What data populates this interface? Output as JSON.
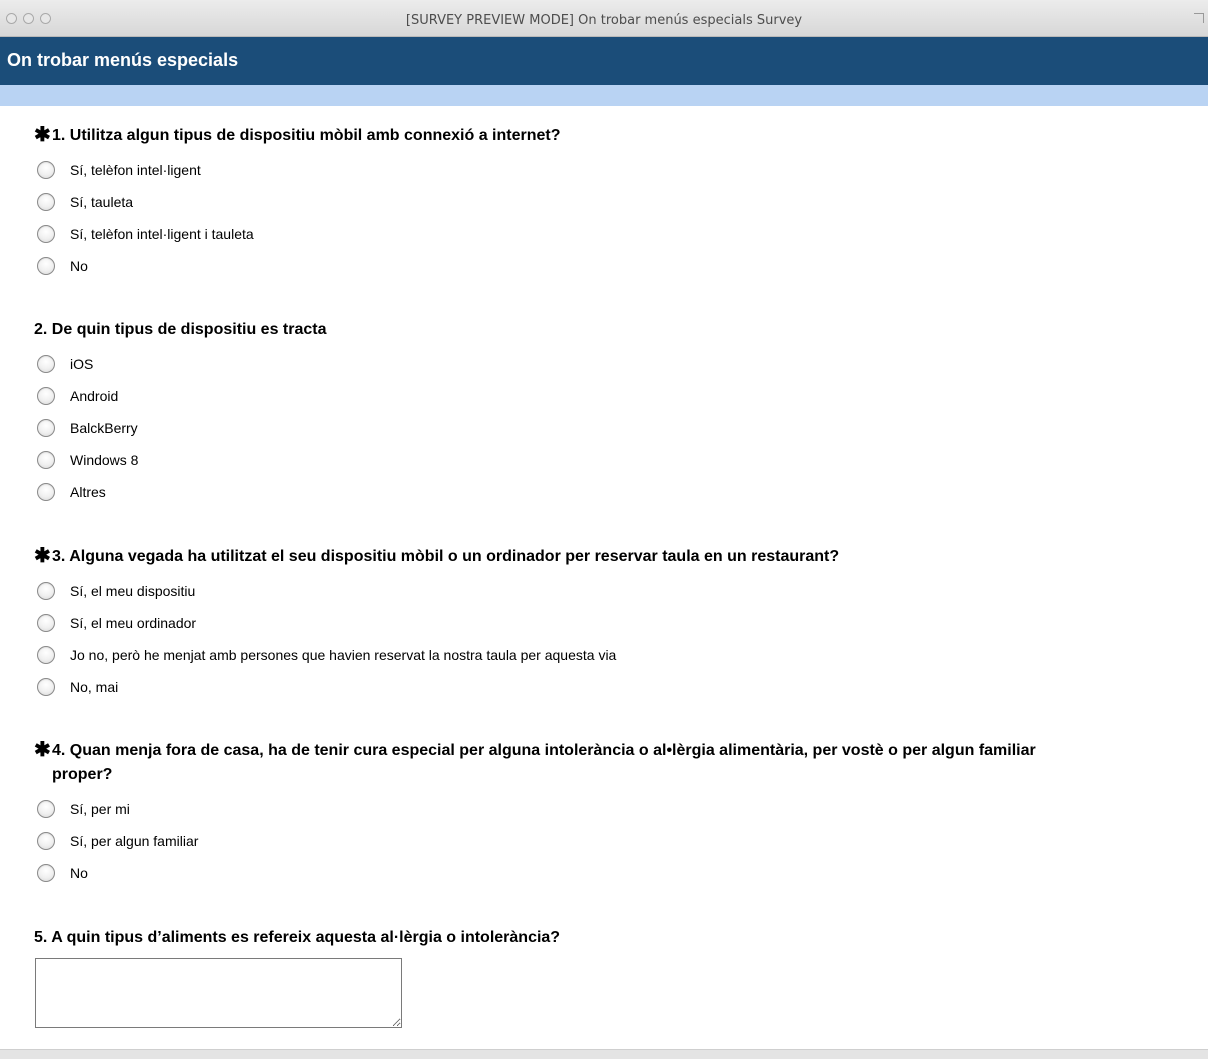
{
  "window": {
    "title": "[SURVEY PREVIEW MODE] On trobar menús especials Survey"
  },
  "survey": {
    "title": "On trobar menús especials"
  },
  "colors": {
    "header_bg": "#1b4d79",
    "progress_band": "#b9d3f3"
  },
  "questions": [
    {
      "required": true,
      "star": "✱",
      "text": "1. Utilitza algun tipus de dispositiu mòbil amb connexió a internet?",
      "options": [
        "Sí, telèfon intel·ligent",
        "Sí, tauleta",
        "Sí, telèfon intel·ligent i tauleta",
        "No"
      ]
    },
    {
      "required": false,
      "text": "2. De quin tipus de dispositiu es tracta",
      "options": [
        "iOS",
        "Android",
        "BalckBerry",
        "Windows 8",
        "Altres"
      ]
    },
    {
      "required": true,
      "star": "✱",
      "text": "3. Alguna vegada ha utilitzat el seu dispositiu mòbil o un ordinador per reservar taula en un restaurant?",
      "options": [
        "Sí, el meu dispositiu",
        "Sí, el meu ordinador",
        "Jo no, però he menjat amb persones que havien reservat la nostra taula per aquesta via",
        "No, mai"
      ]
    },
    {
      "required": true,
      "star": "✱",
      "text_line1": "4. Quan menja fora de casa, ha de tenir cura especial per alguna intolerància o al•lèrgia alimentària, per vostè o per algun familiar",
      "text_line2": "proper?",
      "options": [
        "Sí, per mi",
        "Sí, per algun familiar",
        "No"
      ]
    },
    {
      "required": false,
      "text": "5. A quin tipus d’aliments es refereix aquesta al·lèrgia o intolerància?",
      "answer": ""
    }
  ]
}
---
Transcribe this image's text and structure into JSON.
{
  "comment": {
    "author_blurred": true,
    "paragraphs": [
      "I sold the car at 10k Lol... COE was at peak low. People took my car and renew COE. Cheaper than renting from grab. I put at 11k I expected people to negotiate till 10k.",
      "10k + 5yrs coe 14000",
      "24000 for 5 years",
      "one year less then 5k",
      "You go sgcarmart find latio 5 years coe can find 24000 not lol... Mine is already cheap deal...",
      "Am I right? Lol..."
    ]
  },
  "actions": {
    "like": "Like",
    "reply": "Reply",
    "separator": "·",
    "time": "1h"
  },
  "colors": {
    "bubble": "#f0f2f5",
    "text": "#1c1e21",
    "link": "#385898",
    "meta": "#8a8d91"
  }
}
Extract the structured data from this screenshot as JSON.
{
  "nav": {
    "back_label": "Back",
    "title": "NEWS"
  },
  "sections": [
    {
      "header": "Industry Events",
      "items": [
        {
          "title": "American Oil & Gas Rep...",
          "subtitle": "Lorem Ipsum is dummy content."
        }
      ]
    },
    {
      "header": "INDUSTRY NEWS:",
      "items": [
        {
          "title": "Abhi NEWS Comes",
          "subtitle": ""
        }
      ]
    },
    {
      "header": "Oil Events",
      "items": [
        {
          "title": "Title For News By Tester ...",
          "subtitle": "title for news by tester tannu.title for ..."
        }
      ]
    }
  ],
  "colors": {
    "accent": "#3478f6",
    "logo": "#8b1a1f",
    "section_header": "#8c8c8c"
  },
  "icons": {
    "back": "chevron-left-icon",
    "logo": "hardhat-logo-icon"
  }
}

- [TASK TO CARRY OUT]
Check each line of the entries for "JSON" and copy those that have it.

- [RESPONSE TO THIS EXERCISE]
What data populates this interface? Output as JSON.
Transcribe this image's text and structure into JSON.
Extract the structured data from this screenshot as JSON.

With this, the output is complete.